Notice: This website may or may not use or set cookies used by Google Ad-sense or other third party companies. If you do not wish to have cookies downloaded to your computer, please disable cookie use in your browser. Thank You.

Tuesday, December 14, 2010

Treatment For Blisters

Friction Blisters on Feet

What are Blisters?

A blister may form when the skin has been damaged by friction or rubbing,
heat, cold or chemical exposure. Fluid collects between the epidermis, the
upper layer of the skin and the layers below.
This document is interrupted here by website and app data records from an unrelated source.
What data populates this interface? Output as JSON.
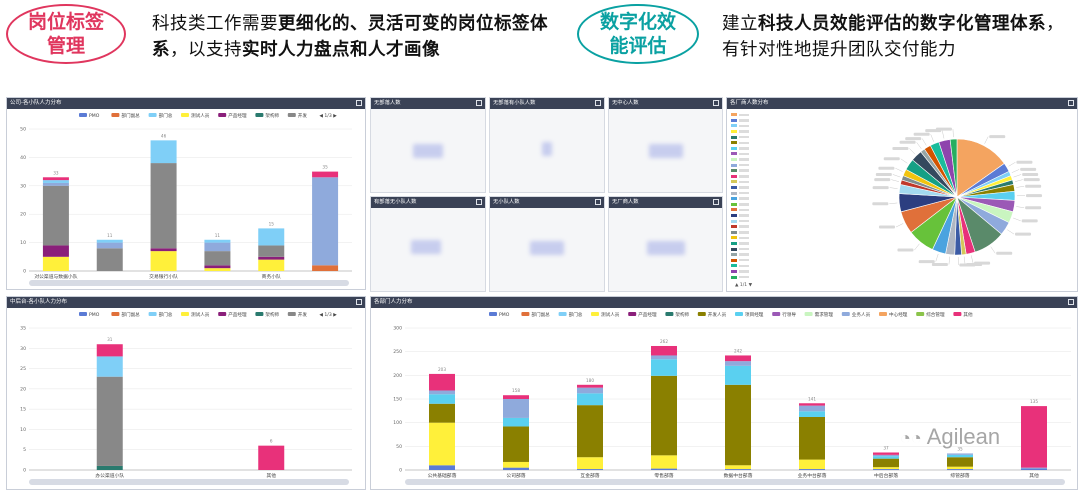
{
  "header": {
    "left_badge": "岗位标签管理",
    "left_text": [
      {
        "t": "科技类工作需要",
        "b": false
      },
      {
        "t": "更细化的、灵活可变的岗位标签体系",
        "b": true
      },
      {
        "t": "，以支持",
        "b": false
      },
      {
        "t": "实时人力盘点和人才画像",
        "b": true
      }
    ],
    "right_badge": "数字化效能评估",
    "right_text": [
      {
        "t": "建立",
        "b": false
      },
      {
        "t": "科技人员效能评估的数字化管理体系",
        "b": true
      },
      {
        "t": "，有针对性地提升团队交付能力",
        "b": false
      }
    ],
    "left_color": "#e0365e",
    "right_color": "#0aa1a2"
  },
  "panels": {
    "p1_title": "公司-各小队人力分布",
    "p2_title": "中后台-各小队人力分布",
    "p3_title": "各部门人力分布",
    "kpi1_title": "无部落人数",
    "kpi2_title": "无部落有小队人数",
    "kpi3_title": "无中心人数",
    "kpi4_title": "有部落无小队人数",
    "kpi5_title": "无小队人数",
    "kpi6_title": "无厂商人数",
    "pie_title": "各厂商人数分布",
    "pie_pager": "▲ 1/1 ▼"
  },
  "legend_pager": "1/3",
  "watermark": "Agilean",
  "colors": {
    "PMO": "#5b7bd5",
    "部门副总": "#e0703a",
    "部门总": "#7fcff7",
    "测试人员": "#fff03a",
    "产品经理": "#8a1f7a",
    "架构师": "#2a7a6e",
    "开发人员": "#8a8000",
    "项目经理": "#5ad0f0",
    "行领导": "#9b59b6",
    "需求管理": "#c9f5c0",
    "业务人员": "#8faadc",
    "中心经理": "#f4a460",
    "综合管理": "#8bc34a",
    "其他": "#e8317a"
  },
  "chart_data": [
    {
      "type": "bar",
      "title": "公司-各小队人力分布",
      "legend": [
        "PMO",
        "部门副总",
        "部门总",
        "测试人员",
        "产品经理",
        "架构师",
        "开发"
      ],
      "categories": [
        "对公渠道与数据小队",
        "",
        "交易银行小队",
        "",
        "商务小队",
        ""
      ],
      "shown_labels": [
        "对公渠道与数据小队",
        "交易银行小队",
        "商务小队"
      ],
      "ylim": [
        0,
        50
      ],
      "yticks": [
        0,
        10,
        20,
        30,
        40,
        50
      ],
      "series": [
        {
          "name": "测试人员",
          "values": [
            5,
            0,
            7,
            1,
            4,
            0
          ]
        },
        {
          "name": "产品经理",
          "values": [
            4,
            0,
            1,
            1,
            1,
            0
          ]
        },
        {
          "name": "开发",
          "values": [
            21,
            8,
            30,
            5,
            4,
            0
          ]
        },
        {
          "name": "部门副总",
          "values": [
            0,
            0,
            0,
            0,
            0,
            2
          ]
        },
        {
          "name": "业务人员",
          "values": [
            1,
            2,
            0,
            3,
            0,
            31
          ]
        },
        {
          "name": "部门总",
          "values": [
            1,
            1,
            8,
            1,
            6,
            0
          ]
        },
        {
          "name": "其他",
          "values": [
            1,
            0,
            0,
            0,
            0,
            2
          ]
        }
      ]
    },
    {
      "type": "bar",
      "title": "中后台-各小队人力分布",
      "legend": [
        "PMO",
        "部门副总",
        "部门总",
        "测试人员",
        "产品经理",
        "架构师",
        "开发"
      ],
      "categories": [
        "办公渠道小队",
        "其他"
      ],
      "ylim": [
        0,
        35
      ],
      "yticks": [
        0,
        5,
        10,
        15,
        20,
        25,
        30,
        35
      ],
      "series": [
        {
          "name": "架构师",
          "values": [
            1,
            0
          ]
        },
        {
          "name": "开发",
          "values": [
            22,
            0
          ]
        },
        {
          "name": "部门总",
          "values": [
            5,
            0
          ]
        },
        {
          "name": "其他",
          "values": [
            3,
            6
          ]
        }
      ]
    },
    {
      "type": "bar",
      "title": "各部门人力分布",
      "legend": [
        "PMO",
        "部门副总",
        "部门总",
        "测试人员",
        "产品经理",
        "架构师",
        "开发人员",
        "项目经理",
        "行领导",
        "需求管理",
        "业务人员",
        "中心经理",
        "综合管理",
        "其他"
      ],
      "categories": [
        "公共基础部落",
        "公司部落",
        "互金部落",
        "零售部落",
        "数据中台部落",
        "业务中台部落",
        "中后台部落",
        "综管部落",
        "其他"
      ],
      "ylim": [
        0,
        300
      ],
      "yticks": [
        0,
        50,
        100,
        150,
        200,
        250,
        300
      ],
      "series": [
        {
          "name": "PMO",
          "values": [
            10,
            5,
            2,
            3,
            2,
            2,
            2,
            2,
            3
          ]
        },
        {
          "name": "测试人员",
          "values": [
            90,
            12,
            25,
            28,
            8,
            20,
            4,
            5,
            0
          ]
        },
        {
          "name": "开发人员",
          "values": [
            40,
            75,
            110,
            168,
            170,
            90,
            18,
            20,
            0
          ]
        },
        {
          "name": "项目经理",
          "values": [
            20,
            18,
            25,
            35,
            40,
            12,
            5,
            5,
            0
          ]
        },
        {
          "name": "业务人员",
          "values": [
            8,
            40,
            12,
            8,
            10,
            12,
            3,
            3,
            2
          ]
        },
        {
          "name": "其他",
          "values": [
            35,
            8,
            6,
            20,
            12,
            5,
            5,
            0,
            130
          ]
        }
      ]
    },
    {
      "type": "pie",
      "title": "各厂商人数分布",
      "values": [
        24,
        4,
        2,
        2,
        2,
        3,
        4,
        5,
        5,
        6,
        14,
        4,
        2,
        3,
        4,
        6,
        12,
        10,
        8,
        4,
        2,
        2,
        3,
        5,
        5,
        2,
        3,
        4,
        5,
        3
      ]
    }
  ]
}
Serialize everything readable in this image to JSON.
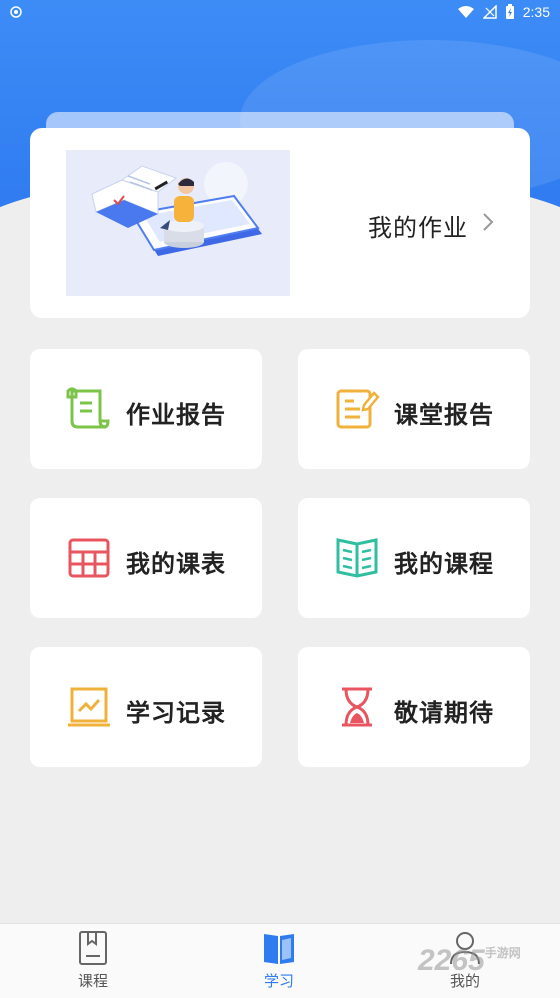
{
  "status_bar": {
    "time": "2:35"
  },
  "homework_card": {
    "title": "我的作业"
  },
  "tiles": [
    {
      "label": "作业报告",
      "icon": "scroll-icon",
      "color": "#7cc34a"
    },
    {
      "label": "课堂报告",
      "icon": "notepad-pen-icon",
      "color": "#f0b13a"
    },
    {
      "label": "我的课表",
      "icon": "table-grid-icon",
      "color": "#e8555f"
    },
    {
      "label": "我的课程",
      "icon": "open-book-icon",
      "color": "#2fbfa0"
    },
    {
      "label": "学习记录",
      "icon": "chart-board-icon",
      "color": "#f0b13a"
    },
    {
      "label": "敬请期待",
      "icon": "hourglass-icon",
      "color": "#e8555f"
    }
  ],
  "bottom_nav": [
    {
      "label": "课程",
      "icon": "course-doc-icon",
      "active": false
    },
    {
      "label": "学习",
      "icon": "study-book-icon",
      "active": true
    },
    {
      "label": "我的",
      "icon": "person-icon",
      "active": false
    }
  ],
  "watermark": {
    "text": "2265",
    "sub": "手游网"
  },
  "colors": {
    "primary": "#2f7bf0",
    "background": "#eeeeee"
  }
}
This fluid cushions the tissue underneath, protecting it from further damage and allowing it to heal.

The most common blister is a friction blister that occur due to friction
caused by constant rubbing of shoes or clothing.

Types of Blisters

Friction or Rubbing- caused by wearing shoes; moist feet; rubbing clothes,
Extreme Temperature (Hot or Cold)- caused by sun burns or frostbite.
Chemical- caused by solvents, cosmetics, chemicals, reaction to insect bites, etc.
Crushing or Pinching- caused by hitting or pinching skin with tools or other objects, etc.
Disease- caused by chicken pox, herpes, eczema, cutaneous radiation syndrome,etc.


Bubble-like structures on skin
Redness over the area


Make a hole at the edge of blister. Use a sterilized needle or pin (Pin/needle sterilized by passing over flame). Drain the accumulated fluid Keeping the skin intact to prevent infection.

Clean blister with gauze containing iodine/alcohol and apply antibiotic
ointment. Cover with adhesive bandage for small blisters. Use porous, bandage for large ones.

Do not puncture blister if painless; Do not puncture a blood-filled blister. Blisters disappear in a few days time. Diabetics should consult doctor.

Prevention of Blisters:

Wear the right size shoes
Wear gloves when working with tools
Cover the potential area with tape or moleskin
Keep feet dry always
Keep body parts prone to heat or cold injuries covered and protected

Stay Prepared! Stay Alive!